2010. Object and interactive text made for Snowball

10 Dinar note, #3A-14 905355, 1984 (depicted version) Socialist People's Libyan Arab Great Jamahiriya, Central Bank of Libya,

folded into an origami banger. 6,5 cm x 6,5 cm x variable.



We will never surrender. We win or we die. We will have the next generation to fight and after the next, the next. As for me, I will live longer than my hangmen. Soon you will take everything from me, and you want me to justify your thefts. Your money is like your glory, it is not permanent.

- Omar Al-Mukhtar (1858 – 1931)


If, in order to remember a not exactly edifying piece of history previously removed from public memory, a nation needs the visit of an extremely fishy dictator who looks like Gene Simmons, dresses like a clown, walks around with an escort of uniformed women you don’t see even in a Capcom videogame, and has an old photograph pinned to his jacket, well, that nation is really in a bad state.

- Wu Ming’s blog -


Libyan resistance leader Omar Al-Mukhtar’s nearly twenty-year struggle against Italian military occupation came to an end on September 11, 1931, when he was wounded in battle and captured by the Italian army. On September 16, 1931, on the orders of the Italian court and with the hope that Libyan resistance would die with him, Mukhtar was hanged by the Italian Fascists in front of his followers in the concentration camp of Solluqon. Today his face appears on the Libyan 10 Dinar note.

On June 10, 2009, Libyan leader Muammar Al-Gaddafi arrived in Rome for his first visit to Italy, with the famous picture of Omar Al-Mukhtar's arrest pinned to his lapel. Wearing a full colonel's uniform with gold epaulettes, numerous medals, sunglasses and straggly long black hair beneath a military cap, he embraced Prime Minister Silvio Berlusconi.

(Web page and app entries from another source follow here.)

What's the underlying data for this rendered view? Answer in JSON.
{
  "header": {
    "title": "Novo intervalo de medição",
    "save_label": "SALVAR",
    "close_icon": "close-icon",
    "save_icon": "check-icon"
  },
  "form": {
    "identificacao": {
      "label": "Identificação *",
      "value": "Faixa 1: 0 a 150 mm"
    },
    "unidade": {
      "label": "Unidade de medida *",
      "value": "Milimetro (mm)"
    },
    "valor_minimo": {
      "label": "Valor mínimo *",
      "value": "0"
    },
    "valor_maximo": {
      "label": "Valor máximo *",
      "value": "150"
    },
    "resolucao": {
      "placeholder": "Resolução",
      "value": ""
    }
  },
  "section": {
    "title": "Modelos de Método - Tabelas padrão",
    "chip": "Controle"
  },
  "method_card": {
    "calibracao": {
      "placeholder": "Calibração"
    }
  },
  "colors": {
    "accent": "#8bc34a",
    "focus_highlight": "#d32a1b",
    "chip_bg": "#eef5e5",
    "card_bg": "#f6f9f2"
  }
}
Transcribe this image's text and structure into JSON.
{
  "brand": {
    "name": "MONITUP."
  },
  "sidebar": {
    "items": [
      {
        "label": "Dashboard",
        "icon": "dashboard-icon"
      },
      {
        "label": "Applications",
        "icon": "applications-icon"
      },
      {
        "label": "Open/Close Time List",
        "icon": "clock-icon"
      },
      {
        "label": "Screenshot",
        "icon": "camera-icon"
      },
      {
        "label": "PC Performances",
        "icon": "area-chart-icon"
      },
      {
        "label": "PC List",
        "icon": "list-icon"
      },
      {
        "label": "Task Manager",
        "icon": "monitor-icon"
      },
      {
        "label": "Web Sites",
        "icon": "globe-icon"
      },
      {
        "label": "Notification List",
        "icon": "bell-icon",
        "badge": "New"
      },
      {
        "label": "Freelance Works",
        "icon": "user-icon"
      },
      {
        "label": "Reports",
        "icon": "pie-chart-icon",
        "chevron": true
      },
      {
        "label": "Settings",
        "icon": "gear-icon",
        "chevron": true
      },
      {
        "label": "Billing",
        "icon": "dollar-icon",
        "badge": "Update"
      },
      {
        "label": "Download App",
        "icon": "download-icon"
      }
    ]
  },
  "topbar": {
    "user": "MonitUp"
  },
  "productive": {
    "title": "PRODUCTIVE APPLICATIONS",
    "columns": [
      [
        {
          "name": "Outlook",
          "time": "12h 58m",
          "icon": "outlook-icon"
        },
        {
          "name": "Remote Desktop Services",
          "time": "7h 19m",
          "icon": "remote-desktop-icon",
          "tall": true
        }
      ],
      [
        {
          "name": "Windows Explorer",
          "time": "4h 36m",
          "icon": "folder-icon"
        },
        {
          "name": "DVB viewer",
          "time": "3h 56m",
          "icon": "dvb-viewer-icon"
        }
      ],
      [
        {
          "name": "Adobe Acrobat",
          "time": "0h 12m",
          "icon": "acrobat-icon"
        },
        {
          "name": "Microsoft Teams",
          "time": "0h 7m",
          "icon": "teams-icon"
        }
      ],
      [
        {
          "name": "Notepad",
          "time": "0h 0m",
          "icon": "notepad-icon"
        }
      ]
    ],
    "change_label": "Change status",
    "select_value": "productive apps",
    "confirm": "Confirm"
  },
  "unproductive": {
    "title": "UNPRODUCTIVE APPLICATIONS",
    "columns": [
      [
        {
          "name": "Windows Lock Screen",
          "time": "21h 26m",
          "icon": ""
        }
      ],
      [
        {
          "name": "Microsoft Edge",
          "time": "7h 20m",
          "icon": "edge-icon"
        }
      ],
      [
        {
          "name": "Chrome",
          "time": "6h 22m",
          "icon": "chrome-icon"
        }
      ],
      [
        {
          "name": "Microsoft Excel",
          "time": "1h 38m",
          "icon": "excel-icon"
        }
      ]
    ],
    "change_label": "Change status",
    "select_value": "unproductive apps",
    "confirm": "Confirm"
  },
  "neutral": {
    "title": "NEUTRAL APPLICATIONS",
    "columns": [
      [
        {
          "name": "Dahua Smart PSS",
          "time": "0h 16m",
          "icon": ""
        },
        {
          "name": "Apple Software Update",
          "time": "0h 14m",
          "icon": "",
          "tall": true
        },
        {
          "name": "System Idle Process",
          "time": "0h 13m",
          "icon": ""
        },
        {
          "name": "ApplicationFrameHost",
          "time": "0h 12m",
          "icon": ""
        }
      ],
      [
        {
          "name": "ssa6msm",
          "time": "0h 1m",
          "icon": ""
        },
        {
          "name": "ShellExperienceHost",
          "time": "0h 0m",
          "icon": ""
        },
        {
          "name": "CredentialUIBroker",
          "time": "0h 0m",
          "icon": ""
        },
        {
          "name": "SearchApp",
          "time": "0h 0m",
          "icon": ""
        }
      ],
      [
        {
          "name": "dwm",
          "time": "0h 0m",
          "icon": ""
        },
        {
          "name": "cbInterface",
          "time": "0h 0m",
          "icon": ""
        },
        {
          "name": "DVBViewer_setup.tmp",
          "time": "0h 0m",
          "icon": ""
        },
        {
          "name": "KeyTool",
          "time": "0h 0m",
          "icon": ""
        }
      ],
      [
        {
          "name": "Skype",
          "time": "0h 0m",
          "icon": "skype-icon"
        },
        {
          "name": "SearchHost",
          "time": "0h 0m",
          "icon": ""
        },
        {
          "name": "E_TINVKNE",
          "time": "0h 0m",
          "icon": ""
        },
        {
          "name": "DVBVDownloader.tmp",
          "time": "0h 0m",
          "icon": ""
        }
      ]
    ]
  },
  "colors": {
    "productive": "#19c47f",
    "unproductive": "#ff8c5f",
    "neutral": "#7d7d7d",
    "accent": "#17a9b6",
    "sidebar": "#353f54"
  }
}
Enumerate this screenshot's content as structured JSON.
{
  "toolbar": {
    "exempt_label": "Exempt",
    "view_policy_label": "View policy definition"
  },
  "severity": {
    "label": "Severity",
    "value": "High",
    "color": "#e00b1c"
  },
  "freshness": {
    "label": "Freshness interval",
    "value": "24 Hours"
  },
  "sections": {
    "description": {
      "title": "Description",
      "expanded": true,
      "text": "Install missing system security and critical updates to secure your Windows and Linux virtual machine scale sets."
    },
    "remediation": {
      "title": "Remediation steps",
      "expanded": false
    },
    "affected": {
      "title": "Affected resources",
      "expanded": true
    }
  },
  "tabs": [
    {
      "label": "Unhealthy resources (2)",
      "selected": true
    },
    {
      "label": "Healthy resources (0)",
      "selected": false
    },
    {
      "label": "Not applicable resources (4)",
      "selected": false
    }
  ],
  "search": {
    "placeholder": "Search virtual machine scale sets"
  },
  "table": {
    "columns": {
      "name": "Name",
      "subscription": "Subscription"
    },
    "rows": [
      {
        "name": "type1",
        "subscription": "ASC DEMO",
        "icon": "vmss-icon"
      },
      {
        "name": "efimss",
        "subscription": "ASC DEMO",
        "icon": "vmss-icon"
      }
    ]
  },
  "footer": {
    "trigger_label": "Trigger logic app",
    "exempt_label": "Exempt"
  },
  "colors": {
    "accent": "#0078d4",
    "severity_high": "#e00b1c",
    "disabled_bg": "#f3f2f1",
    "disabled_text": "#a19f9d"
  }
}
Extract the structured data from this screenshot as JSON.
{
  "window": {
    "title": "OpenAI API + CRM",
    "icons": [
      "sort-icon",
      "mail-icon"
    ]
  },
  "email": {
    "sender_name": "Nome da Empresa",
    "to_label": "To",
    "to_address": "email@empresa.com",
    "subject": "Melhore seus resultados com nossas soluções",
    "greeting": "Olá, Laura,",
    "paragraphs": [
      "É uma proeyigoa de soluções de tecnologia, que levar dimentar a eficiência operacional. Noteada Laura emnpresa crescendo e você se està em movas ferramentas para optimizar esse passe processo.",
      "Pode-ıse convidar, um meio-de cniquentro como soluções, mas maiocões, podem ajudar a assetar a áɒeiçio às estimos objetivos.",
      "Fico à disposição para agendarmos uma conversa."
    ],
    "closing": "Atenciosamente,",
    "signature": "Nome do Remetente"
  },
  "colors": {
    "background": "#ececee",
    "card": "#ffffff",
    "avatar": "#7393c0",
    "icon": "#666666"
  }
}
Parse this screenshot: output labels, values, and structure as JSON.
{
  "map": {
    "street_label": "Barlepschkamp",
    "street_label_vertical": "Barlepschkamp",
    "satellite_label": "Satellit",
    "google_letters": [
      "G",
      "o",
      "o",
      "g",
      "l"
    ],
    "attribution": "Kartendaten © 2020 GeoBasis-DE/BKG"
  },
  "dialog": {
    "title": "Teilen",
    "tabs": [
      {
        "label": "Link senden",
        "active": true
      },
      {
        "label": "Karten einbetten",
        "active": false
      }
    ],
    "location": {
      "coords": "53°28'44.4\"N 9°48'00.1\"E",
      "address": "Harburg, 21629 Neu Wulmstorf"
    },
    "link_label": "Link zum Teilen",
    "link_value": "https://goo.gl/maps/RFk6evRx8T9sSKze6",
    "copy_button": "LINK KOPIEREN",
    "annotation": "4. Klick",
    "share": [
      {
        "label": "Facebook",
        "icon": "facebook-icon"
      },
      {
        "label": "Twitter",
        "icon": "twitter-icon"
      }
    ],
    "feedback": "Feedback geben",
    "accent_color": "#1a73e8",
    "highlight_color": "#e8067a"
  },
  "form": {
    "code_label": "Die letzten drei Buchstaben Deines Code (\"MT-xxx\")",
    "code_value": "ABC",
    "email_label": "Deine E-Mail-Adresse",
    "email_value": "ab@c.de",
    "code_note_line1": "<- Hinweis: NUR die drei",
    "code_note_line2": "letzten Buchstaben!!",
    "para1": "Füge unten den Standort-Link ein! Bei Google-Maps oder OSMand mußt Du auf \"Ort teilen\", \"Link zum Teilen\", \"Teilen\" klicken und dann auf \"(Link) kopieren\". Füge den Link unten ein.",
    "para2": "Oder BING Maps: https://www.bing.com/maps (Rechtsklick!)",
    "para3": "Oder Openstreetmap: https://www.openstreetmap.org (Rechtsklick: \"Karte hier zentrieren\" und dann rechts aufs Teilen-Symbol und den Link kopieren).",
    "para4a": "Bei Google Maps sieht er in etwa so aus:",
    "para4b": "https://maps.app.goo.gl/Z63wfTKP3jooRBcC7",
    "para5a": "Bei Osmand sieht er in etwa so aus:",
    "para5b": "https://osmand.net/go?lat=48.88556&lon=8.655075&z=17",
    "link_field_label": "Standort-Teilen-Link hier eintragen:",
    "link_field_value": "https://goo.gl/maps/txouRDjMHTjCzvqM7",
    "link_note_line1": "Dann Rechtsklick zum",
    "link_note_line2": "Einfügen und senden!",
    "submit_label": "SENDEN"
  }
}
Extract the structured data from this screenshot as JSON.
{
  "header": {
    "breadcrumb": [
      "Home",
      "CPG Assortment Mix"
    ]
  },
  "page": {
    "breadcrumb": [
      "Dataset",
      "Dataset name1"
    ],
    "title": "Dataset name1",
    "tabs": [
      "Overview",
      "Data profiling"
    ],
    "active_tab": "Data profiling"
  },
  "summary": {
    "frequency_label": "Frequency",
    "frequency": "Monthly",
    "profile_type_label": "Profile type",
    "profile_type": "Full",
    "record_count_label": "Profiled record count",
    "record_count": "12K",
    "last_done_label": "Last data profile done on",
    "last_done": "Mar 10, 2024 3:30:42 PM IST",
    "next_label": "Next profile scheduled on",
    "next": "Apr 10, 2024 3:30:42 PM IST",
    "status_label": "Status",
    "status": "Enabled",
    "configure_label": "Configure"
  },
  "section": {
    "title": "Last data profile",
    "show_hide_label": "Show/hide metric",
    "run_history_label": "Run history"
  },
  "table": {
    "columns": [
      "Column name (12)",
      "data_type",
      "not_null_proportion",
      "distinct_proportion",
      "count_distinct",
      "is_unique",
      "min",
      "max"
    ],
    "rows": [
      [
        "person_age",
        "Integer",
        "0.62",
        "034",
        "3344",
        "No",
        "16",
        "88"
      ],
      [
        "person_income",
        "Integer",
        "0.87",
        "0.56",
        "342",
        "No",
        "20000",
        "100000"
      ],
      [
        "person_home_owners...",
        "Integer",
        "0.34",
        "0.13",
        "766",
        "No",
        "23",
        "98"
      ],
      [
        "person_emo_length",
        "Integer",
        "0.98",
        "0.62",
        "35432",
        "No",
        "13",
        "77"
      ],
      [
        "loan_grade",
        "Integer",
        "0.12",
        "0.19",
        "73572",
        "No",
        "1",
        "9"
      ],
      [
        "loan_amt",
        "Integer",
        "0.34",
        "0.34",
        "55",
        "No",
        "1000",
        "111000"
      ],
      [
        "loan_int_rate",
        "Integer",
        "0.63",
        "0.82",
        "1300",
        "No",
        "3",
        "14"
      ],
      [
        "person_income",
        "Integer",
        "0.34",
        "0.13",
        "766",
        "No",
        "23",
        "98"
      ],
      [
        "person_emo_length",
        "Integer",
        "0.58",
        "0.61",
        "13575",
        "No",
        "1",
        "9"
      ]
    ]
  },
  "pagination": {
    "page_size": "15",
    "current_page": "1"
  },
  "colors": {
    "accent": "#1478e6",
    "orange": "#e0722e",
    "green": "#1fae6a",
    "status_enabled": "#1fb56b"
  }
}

Mukhtar's frail elderly son descended the aircraft in traditional white Arab robes just steps behind Gaddafi as part of the 300-strong delegation.

On August 30, 2008, Gaddafi and Berlusconi signed a historic cooperation treaty in Benghazi. Under its terms, Italy will pay $5 billion to Libya as compensation for its former colonial occupation. In exchange, Libya will take measures to combat “illegal immigration”coming from its shores and will boost investments in Italian companies.

Omar Al-Mukhtar’s final years were depicted in the movie Lion of the Desert (1981), starring Anthony Quinn, Oliver Reed and Irene Papas. Italian authorities banned the film in 1982, claiming that it was "damaging to the Italian Army's honour". It was broadcast for the first time on Italian television on June 11, 2009, during Gaddafi’s visit in Italy.